The First Leland House
The Leland House was completed at an ideal time when the Adirondack Railroad and a new bridge made access to Schroon Lake easier than ever. This three-story structure was initially designed to sleep 125, but was expanded to accommodate 50 additional persons in 1875.
The Victorian hotel featured a front veranda, a two story porch, and an obvservatory, and like so many other resort hotels achieved instant success.
Subsequent additions brought more bedrooms, a children's dining room, an enlarged grand dining room, and a new kitchen. The dining room itself could hold 300 people and the kitchen featured the most modern appliances.
The six-acre gardens featured flowers, shrubs, and fountains, and the superb service inside the hotel gained it a pristine reputation.
The Leland House eventually changed ownership multiple times, but new owners upheld the same standards that the previous ones did. In the midst of a prosperous period in October 1914, the Leland House and three of the cottages on the property burned to the ground.
The owners of the property at the time quickly rebuilt a second Leland House, which was well-regarded as a modern example of a resort hotel. It operated for more than two decades before meeting the same fate as its predecessor, and going up in flames in December 1938.
On the beach, Schroon Lake (c1889)
Credit - Seneca Ray Stoddard, Glens Falls, N.Y. via Library of Congress

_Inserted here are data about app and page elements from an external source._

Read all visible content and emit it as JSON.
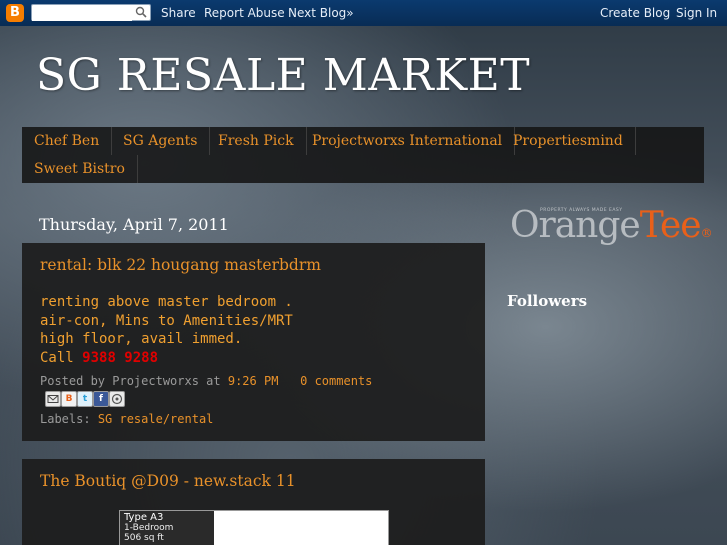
{
  "navbar": {
    "logo_letter": "B",
    "search_placeholder": "",
    "links": {
      "share": "Share",
      "report_abuse": "Report Abuse",
      "next_blog": "Next Blog»",
      "create_blog": "Create Blog",
      "sign_in": "Sign In"
    }
  },
  "header": {
    "title": "SG RESALE MARKET"
  },
  "tabs": [
    {
      "label": "Chef Ben"
    },
    {
      "label": "SG Agents"
    },
    {
      "label": "Fresh Pick"
    },
    {
      "label": "Projectworxs International"
    },
    {
      "label": "Propertiesmind"
    },
    {
      "label": "Sweet Bistro"
    }
  ],
  "date_header": "Thursday, April 7, 2011",
  "posts": [
    {
      "title": "rental: blk 22 hougang masterbdrm",
      "body_lines": [
        "renting above master bedroom .",
        "air-con, Mins to Amenities/MRT",
        "high floor, avail immed."
      ],
      "call_label": "Call ",
      "phone": "9388 9288",
      "posted_by_label": "Posted by Projectworxs at",
      "time": "9:26 PM",
      "comments": "0 comments",
      "share_icons": [
        "email-icon",
        "blogthis-icon",
        "twitter-icon",
        "facebook-icon",
        "buzz-icon"
      ],
      "labels_label": "Labels:",
      "labels": "SG resale/rental"
    },
    {
      "title": "The Boutiq @D09 - new.stack 11",
      "image": {
        "type_label": "Type A3",
        "lines": [
          "1-Bedroom",
          "506 sq ft"
        ]
      }
    }
  ],
  "sidebar": {
    "sponsor": {
      "tagline": "PROPERTY ALWAYS MADE EASY",
      "word1": "Orange",
      "word2": "Tee",
      "mark": "®"
    },
    "followers_title": "Followers"
  },
  "colors": {
    "accent": "#e8912a",
    "phone": "#e00000",
    "navbar": "#0b3a6f"
  }
}
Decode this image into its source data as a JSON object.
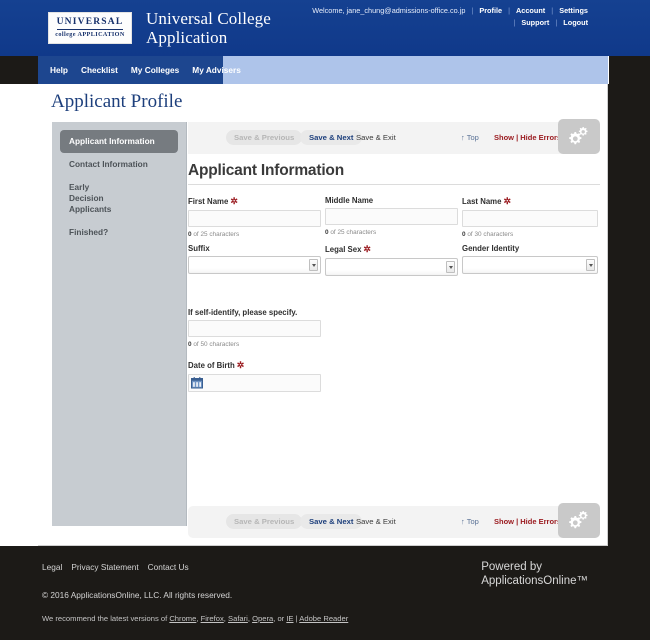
{
  "header": {
    "logo": {
      "line1": "UNIVERSAL",
      "line2": "college APPLICATION"
    },
    "brand_title_line1": "Universal College",
    "brand_title_line2": "Application",
    "welcome": "Welcome, jane_chung@admissions-office.co.jp",
    "links_row1": [
      "Profile",
      "Account",
      "Settings"
    ],
    "links_row2": [
      "Support",
      "Logout"
    ]
  },
  "nav": {
    "items": [
      "Help",
      "Checklist",
      "My Colleges",
      "My Advisers"
    ]
  },
  "page": {
    "title": "Applicant Profile",
    "section_title": "Applicant Information"
  },
  "sidebar": {
    "items": [
      {
        "label": "Applicant Information",
        "active": true
      },
      {
        "label": "Contact Information",
        "active": false
      },
      {
        "label": "Early Decision Applicants",
        "active": false
      },
      {
        "label": "Finished?",
        "active": false
      }
    ]
  },
  "toolbar": {
    "save_previous": "Save & Previous",
    "save_next": "Save & Next",
    "save_exit": "Save & Exit",
    "top": "↑ Top",
    "errors": "Show | Hide Errors",
    "gear_icon": "gear-icon"
  },
  "form": {
    "required_marker": "✲",
    "row1": [
      {
        "label": "First Name",
        "required": true,
        "value": "",
        "counter_num": "0",
        "counter_text": " of 25 characters"
      },
      {
        "label": "Middle Name",
        "required": false,
        "value": "",
        "counter_num": "0",
        "counter_text": " of 25 characters"
      },
      {
        "label": "Last Name",
        "required": true,
        "value": "",
        "counter_num": "0",
        "counter_text": " of 30 characters"
      }
    ],
    "row2": [
      {
        "label": "Suffix",
        "required": false,
        "value": ""
      },
      {
        "label": "Legal Sex",
        "required": true,
        "value": ""
      },
      {
        "label": "Gender Identity",
        "required": false,
        "value": ""
      }
    ],
    "self_identify": {
      "label": "If self-identify, please specify.",
      "value": "",
      "counter_num": "0",
      "counter_text": " of 50 characters"
    },
    "dob": {
      "label": "Date of Birth",
      "required": true,
      "value": "",
      "icon": "calendar-icon"
    }
  },
  "footer": {
    "links": [
      "Legal",
      "Privacy Statement",
      "Contact Us"
    ],
    "copyright": "© 2016 ApplicationsOnline, LLC. All rights reserved.",
    "recommend_prefix": "We recommend the latest versions of ",
    "browsers": [
      "Chrome",
      "Firefox",
      "Safari",
      "Opera"
    ],
    "recommend_mid": ", or ",
    "ie": "IE",
    "recommend_sep": " | ",
    "adobe": "Adobe Reader",
    "powered_line1": "Powered by",
    "powered_line2": "ApplicationsOnline™"
  },
  "colors": {
    "header_blue": "#164194",
    "nav_dark": "#1d468f",
    "nav_light": "#aec4ea",
    "sidebar_gray": "#c7ccd1",
    "active_gray": "#767b80",
    "error_red": "#9b1c21",
    "title_navy": "#1d3f7c",
    "footer_dark": "#1c1a17"
  }
}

Tolles, Jr., Bryant F. "Resort Hotels of the Adirondacks: The Architecture of a Summer Paradise, 1850-1950"